British MPs are going to use human rights laws so that their names are not revealed if arrested by the police. The police and the Independent Parliamentary Standards Authority are jointly investigating another MP whom authorities refuse to name.
While the names of MPs arrested by the police get automatically published in the House of Commons order paper, IPSA refuses to name this MP. However, it admits there is “reason to suspect a criminal offence has been committed.”
The Telegraph disclosed that the UK government endorses a recommendation which is included in the “future business” listings at the House of Commons. The recommendation was tabled by Chris Grayling, the Conservative Leader of the House of Commons, as well as Conservative MPs Thérèse Coffey and Charles Walker.
According to the motion, the Speaker is not going to announce when an MP has been taken into custody.
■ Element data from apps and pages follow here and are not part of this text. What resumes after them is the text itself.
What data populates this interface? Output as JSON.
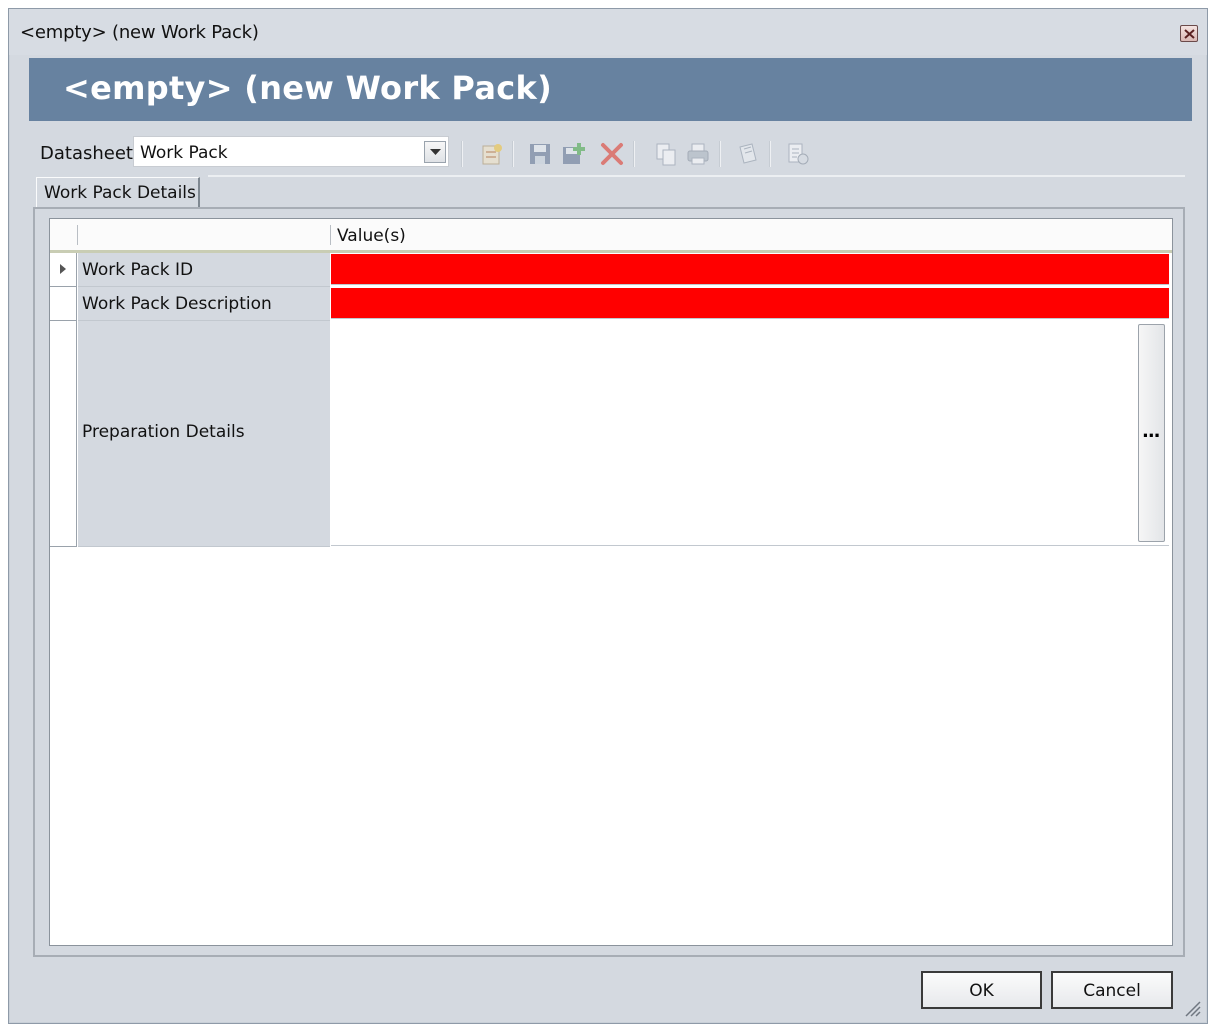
{
  "window": {
    "title": "<empty> (new Work Pack)",
    "banner_title": "<empty> (new Work Pack)"
  },
  "toolbar": {
    "datasheet_label": "Datasheet",
    "datasheet_value": "Work Pack",
    "icons": [
      "new-record-icon",
      "save-icon",
      "save-and-new-icon",
      "delete-icon",
      "copy-icon",
      "print-icon",
      "reference-icon",
      "datasheet-properties-icon"
    ]
  },
  "tabs": [
    {
      "label": "Work Pack Details",
      "active": true
    }
  ],
  "grid": {
    "header_value": "Value(s)",
    "rows": [
      {
        "label": "Work Pack ID",
        "value": "",
        "required": true,
        "current": true
      },
      {
        "label": "Work Pack Description",
        "value": "",
        "required": true,
        "current": false
      },
      {
        "label": "Preparation Details",
        "value": "",
        "required": false,
        "current": false,
        "memo_button": "..."
      }
    ]
  },
  "buttons": {
    "ok": "OK",
    "cancel": "Cancel"
  },
  "colors": {
    "banner": "#6782a0",
    "required_field": "#ff0000",
    "window_bg": "#d4d9e0"
  }
}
MPs, however, must pass the motion even though it could be “nodded through” if no one objects during Prime Minister’s Questions on Wednesday.
Dia Chakravarty from the TaxPayers’ Alliance said it was odd that the government was so secretive about it. “Given the lack of any clamour for a change to these long-standing rules, it certainly seems odd that the Government has quietly tried to slip this motion through and the public will want to question their motivation for doing so,” the political director said.
“It is all the more ironic that ministers appear to be relying on the same human rights laws they tell us they are committed to reforming.”
The Human Rights Act in the UK was adopted in 1998. According to The Guardian, it aims to hold to account the governments of 47 member countries of the Council of Europe. It offered rights and protections against governmental access to individuals: freedom of expression, fair trials and the prohibition of torture.